Records from a data source:
+ + + +
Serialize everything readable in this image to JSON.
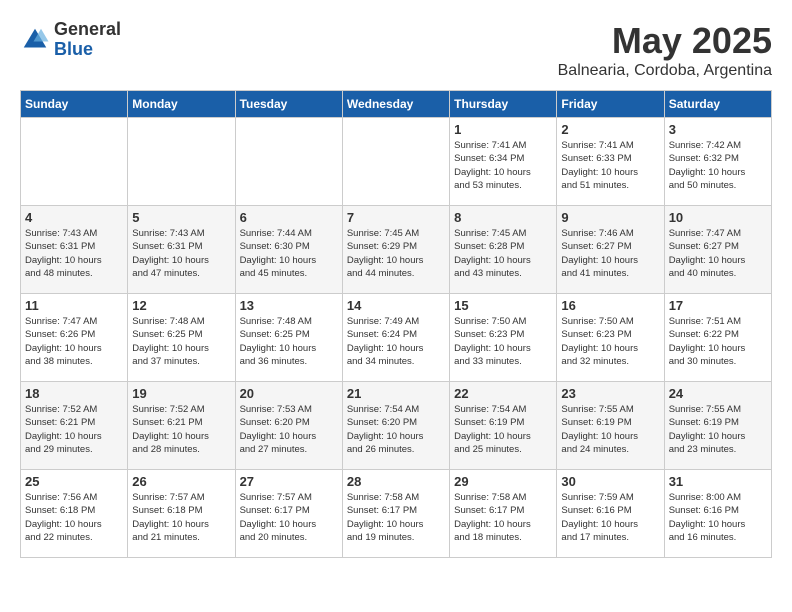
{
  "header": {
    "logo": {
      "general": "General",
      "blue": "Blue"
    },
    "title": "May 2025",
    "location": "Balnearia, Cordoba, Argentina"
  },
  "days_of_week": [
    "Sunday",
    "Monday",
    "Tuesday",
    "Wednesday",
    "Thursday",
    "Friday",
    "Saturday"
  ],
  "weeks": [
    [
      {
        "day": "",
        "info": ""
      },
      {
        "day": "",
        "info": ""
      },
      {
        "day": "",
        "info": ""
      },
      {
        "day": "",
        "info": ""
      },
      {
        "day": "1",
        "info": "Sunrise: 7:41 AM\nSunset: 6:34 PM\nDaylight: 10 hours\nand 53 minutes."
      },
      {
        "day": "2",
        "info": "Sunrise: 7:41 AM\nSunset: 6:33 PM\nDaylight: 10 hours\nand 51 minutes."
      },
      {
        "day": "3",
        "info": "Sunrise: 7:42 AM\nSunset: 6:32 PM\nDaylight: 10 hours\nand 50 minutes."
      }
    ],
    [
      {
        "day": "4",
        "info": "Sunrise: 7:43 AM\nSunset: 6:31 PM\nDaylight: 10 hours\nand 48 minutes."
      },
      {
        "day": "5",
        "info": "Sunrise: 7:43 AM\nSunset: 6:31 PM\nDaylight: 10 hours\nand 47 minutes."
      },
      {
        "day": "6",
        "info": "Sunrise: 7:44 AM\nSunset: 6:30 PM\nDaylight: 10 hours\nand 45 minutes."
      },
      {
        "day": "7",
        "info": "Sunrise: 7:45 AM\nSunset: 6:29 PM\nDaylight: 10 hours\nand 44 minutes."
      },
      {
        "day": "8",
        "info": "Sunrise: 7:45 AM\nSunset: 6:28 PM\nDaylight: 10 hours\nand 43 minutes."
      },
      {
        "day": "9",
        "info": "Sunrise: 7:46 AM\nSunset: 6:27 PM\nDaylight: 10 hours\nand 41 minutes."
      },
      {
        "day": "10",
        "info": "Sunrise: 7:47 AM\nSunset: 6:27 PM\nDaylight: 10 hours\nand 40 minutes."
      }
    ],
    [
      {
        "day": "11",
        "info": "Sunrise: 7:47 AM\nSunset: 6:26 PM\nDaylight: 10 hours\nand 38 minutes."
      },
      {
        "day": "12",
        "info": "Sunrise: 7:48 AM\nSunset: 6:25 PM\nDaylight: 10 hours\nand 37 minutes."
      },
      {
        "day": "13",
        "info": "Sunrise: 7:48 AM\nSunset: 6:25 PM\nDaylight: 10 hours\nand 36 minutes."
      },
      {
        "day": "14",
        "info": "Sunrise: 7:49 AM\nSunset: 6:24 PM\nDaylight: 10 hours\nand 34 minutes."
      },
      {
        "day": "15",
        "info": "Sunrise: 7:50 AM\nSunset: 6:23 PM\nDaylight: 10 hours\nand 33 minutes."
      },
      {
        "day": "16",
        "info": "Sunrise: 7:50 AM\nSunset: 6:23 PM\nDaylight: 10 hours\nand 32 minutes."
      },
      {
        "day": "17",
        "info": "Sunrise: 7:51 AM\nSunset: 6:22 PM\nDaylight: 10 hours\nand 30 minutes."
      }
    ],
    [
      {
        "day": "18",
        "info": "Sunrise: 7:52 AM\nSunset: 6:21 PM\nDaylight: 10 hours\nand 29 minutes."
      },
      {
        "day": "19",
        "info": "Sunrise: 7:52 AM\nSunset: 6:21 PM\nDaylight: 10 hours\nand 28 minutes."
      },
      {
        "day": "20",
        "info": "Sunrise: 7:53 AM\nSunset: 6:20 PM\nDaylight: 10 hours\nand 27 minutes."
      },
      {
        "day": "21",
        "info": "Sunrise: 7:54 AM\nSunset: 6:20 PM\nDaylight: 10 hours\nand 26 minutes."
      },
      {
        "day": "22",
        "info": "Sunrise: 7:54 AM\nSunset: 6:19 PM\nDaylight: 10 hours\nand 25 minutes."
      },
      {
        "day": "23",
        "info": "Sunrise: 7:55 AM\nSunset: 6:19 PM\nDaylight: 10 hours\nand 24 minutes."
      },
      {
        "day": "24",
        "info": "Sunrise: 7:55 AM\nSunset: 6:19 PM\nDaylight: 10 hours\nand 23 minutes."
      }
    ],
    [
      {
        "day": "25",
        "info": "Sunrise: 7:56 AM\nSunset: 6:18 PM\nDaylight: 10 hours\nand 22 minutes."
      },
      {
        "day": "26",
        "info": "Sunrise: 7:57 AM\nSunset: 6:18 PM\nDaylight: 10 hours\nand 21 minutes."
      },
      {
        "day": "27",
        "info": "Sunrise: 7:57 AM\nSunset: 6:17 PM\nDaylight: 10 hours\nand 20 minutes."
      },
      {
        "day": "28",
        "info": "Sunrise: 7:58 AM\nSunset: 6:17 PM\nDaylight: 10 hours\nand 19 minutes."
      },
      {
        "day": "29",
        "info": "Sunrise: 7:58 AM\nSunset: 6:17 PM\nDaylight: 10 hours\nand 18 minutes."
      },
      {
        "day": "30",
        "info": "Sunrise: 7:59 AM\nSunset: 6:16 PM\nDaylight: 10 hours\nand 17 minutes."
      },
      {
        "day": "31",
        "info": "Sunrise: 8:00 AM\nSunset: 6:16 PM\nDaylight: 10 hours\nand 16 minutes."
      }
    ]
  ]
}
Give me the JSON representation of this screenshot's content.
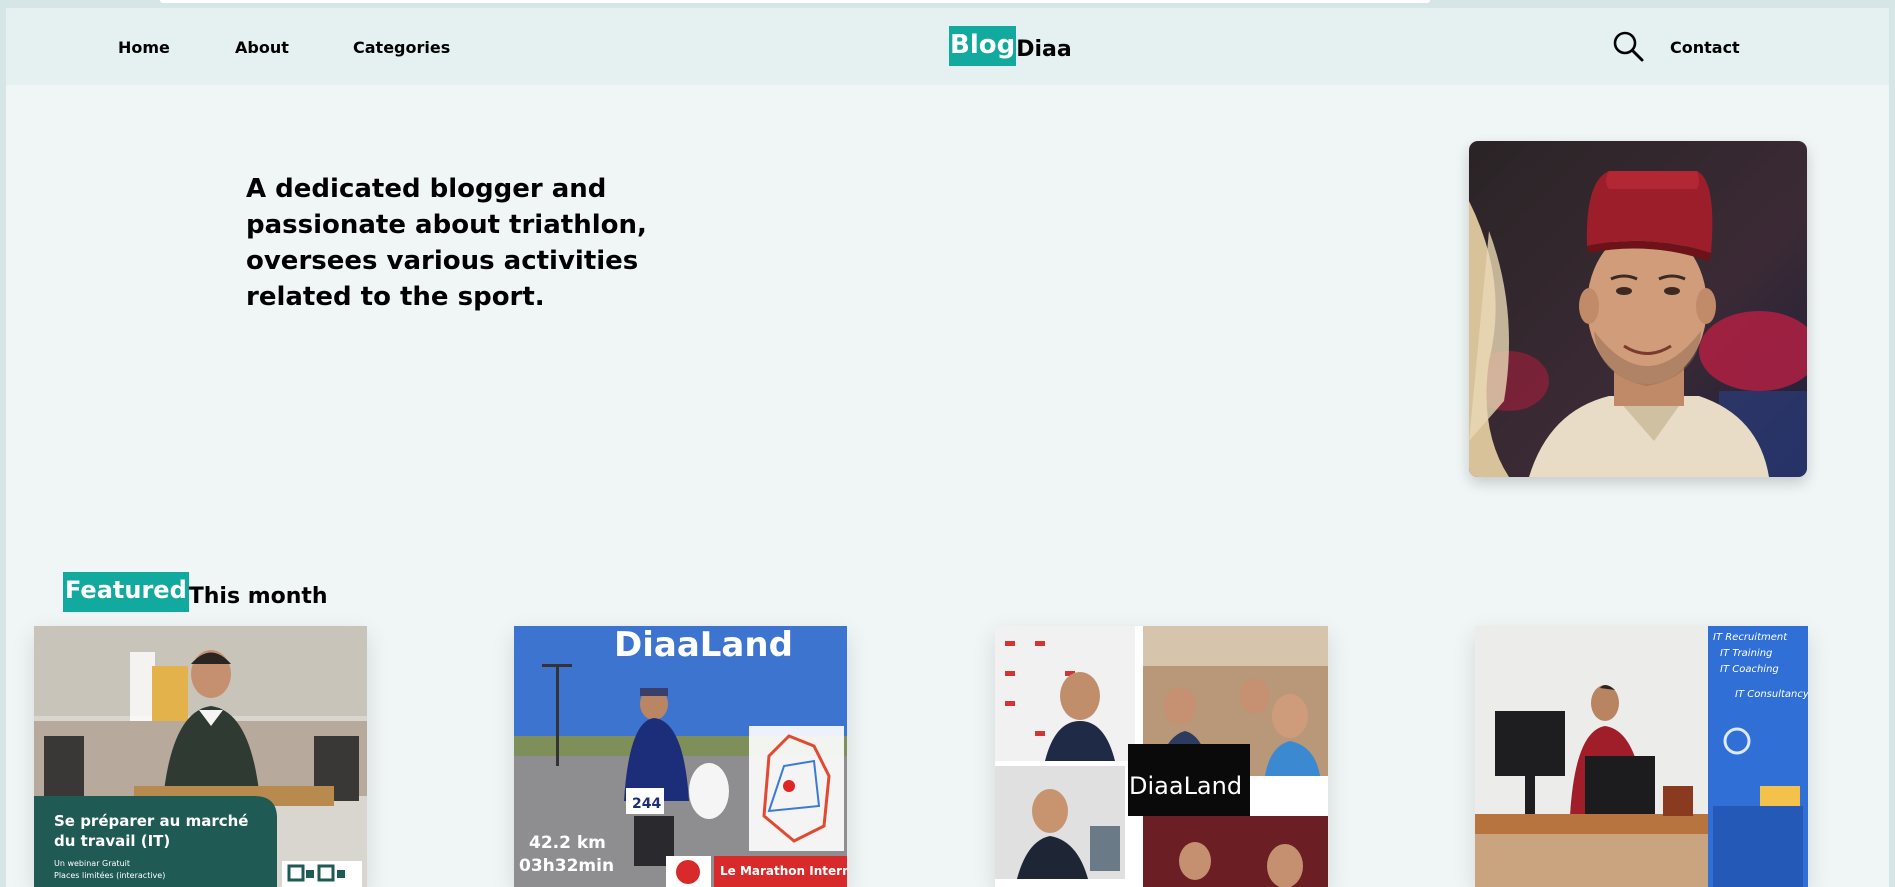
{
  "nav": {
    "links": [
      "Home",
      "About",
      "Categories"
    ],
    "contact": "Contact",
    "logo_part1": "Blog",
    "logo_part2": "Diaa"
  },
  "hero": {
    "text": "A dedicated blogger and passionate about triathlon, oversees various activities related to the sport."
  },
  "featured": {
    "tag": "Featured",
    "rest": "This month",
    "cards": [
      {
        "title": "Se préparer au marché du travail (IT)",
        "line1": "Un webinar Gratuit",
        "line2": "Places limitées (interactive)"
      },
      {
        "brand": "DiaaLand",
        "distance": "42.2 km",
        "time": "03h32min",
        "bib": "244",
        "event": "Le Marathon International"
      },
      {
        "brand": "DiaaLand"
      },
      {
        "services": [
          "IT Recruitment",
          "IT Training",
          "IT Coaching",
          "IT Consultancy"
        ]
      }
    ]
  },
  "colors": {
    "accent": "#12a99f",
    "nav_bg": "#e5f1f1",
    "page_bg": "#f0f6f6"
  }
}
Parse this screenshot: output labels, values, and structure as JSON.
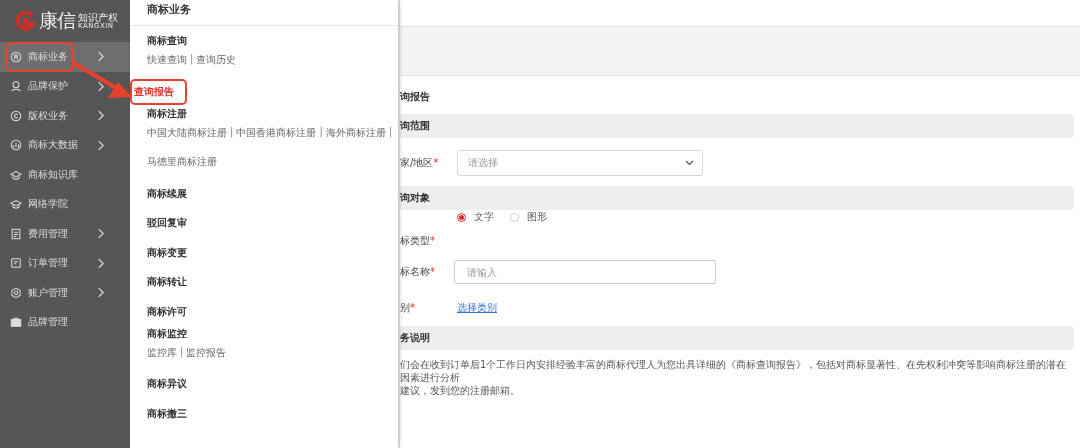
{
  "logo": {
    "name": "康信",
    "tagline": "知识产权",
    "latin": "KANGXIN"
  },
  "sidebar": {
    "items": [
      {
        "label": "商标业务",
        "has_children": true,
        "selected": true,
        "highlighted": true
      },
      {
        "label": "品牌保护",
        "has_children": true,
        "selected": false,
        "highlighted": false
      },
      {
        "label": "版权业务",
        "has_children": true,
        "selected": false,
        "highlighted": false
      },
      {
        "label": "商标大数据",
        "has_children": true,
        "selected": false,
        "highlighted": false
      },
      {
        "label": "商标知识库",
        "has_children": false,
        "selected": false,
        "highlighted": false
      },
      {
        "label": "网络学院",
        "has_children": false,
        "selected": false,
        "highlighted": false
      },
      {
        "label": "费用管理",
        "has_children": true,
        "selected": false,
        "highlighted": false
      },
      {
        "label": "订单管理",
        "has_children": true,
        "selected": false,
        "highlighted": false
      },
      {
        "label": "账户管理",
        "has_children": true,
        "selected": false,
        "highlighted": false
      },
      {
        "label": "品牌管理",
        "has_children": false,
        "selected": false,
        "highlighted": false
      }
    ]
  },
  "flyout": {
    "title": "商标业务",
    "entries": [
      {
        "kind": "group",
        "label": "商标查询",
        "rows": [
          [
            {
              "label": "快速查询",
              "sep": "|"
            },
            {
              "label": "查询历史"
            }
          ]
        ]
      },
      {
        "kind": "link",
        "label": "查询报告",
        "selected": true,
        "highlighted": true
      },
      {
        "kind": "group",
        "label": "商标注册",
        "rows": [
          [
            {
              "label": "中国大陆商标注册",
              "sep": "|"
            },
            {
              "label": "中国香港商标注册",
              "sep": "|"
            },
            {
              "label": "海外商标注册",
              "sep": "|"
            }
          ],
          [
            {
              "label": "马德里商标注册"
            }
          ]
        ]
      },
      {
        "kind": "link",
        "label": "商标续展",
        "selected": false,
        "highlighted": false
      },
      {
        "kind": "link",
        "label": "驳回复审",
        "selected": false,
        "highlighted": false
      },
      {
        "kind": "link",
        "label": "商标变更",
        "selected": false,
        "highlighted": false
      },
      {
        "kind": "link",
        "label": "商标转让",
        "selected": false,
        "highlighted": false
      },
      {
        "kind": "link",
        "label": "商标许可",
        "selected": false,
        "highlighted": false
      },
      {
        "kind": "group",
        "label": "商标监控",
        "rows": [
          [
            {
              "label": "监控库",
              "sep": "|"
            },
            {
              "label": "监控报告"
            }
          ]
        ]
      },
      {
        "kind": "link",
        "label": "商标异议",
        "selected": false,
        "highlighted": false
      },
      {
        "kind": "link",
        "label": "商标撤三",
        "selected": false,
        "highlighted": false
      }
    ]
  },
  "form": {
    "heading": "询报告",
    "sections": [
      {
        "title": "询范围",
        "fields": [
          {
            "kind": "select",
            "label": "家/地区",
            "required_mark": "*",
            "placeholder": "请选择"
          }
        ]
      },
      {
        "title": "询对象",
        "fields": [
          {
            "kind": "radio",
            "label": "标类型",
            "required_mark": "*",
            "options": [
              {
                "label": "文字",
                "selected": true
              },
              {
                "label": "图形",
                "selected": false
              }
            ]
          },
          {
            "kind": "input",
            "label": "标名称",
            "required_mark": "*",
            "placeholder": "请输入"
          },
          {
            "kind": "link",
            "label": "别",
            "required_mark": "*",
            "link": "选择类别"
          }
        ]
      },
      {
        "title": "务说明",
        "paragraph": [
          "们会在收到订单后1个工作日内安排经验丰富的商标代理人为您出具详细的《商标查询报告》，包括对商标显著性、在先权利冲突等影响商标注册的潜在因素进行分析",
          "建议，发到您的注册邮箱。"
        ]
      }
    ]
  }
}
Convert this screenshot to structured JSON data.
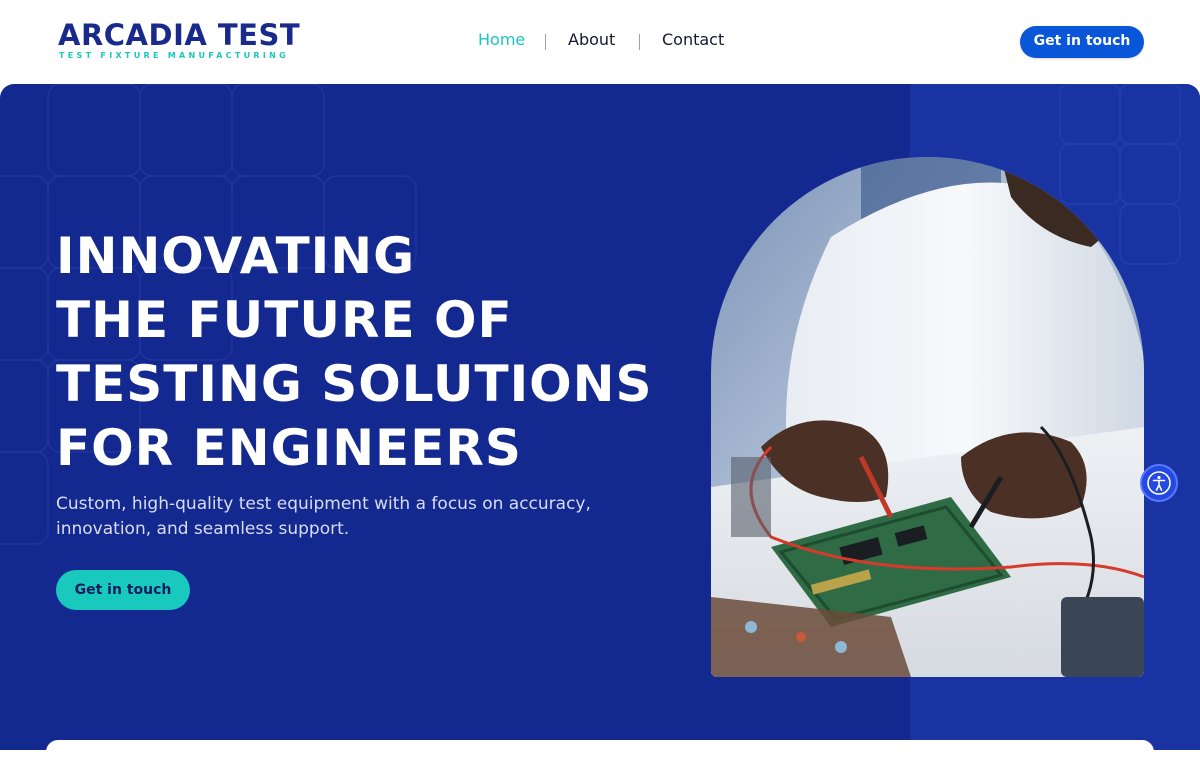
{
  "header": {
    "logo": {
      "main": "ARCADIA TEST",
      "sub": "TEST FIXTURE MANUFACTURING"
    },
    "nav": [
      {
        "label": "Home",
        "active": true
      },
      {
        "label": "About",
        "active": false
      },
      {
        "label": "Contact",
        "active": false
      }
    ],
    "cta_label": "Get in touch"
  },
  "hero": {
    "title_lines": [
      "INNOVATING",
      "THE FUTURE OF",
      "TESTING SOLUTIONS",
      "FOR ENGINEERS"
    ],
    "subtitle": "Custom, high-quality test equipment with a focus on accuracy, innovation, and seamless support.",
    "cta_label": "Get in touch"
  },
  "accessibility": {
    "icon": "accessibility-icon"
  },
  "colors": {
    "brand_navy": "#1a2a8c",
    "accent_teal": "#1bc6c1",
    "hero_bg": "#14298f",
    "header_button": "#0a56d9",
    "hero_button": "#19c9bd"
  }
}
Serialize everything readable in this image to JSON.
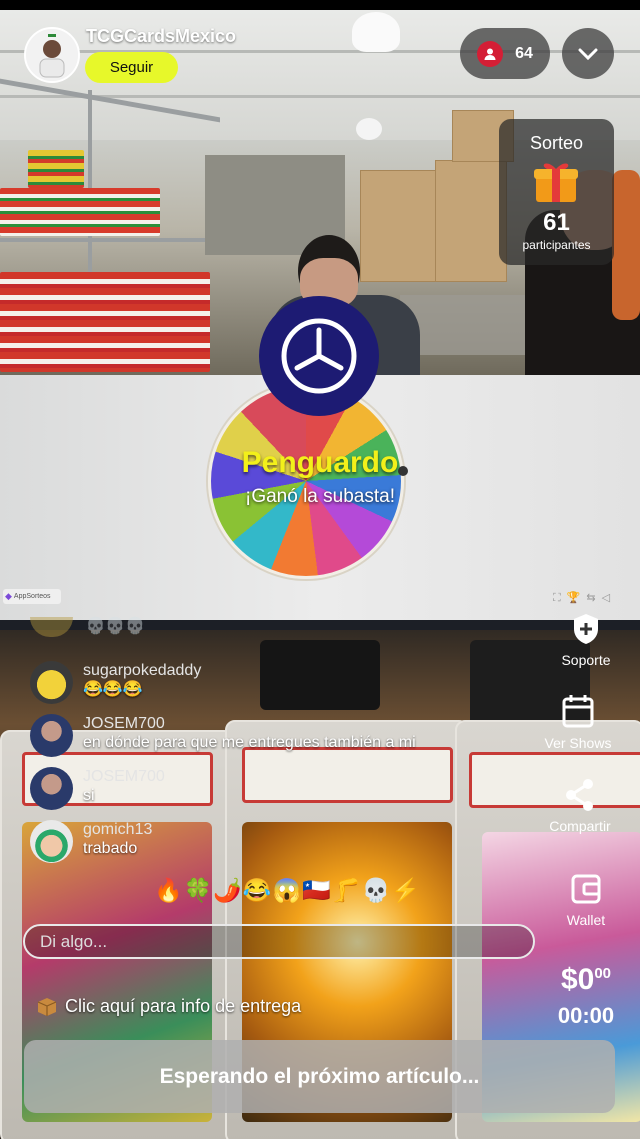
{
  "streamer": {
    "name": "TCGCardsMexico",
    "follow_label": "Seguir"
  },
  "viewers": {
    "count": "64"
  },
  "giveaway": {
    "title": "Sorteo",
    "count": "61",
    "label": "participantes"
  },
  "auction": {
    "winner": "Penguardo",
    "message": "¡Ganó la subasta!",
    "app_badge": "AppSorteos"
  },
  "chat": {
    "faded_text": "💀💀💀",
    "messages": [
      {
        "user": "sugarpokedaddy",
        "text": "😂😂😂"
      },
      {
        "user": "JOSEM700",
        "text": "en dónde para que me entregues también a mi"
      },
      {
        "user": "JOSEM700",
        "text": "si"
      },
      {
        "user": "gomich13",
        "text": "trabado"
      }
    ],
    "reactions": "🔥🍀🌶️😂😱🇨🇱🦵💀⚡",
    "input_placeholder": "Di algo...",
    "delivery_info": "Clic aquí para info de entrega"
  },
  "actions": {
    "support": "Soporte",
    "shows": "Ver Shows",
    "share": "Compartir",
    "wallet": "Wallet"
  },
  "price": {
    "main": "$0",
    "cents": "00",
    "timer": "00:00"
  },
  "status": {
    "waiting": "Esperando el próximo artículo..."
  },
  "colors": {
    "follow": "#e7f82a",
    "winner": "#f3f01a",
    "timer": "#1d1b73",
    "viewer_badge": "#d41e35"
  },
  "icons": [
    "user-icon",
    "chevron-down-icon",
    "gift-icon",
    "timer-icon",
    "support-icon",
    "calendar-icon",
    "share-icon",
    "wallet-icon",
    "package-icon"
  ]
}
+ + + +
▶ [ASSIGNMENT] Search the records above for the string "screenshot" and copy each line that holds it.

▶ [RESPONSE TO THIS TASK]
Give me the JSON representation of this screenshot's content.
Parse this screenshot: output labels, values, and structure as JSON.
Convert this screenshot to structured JSON data.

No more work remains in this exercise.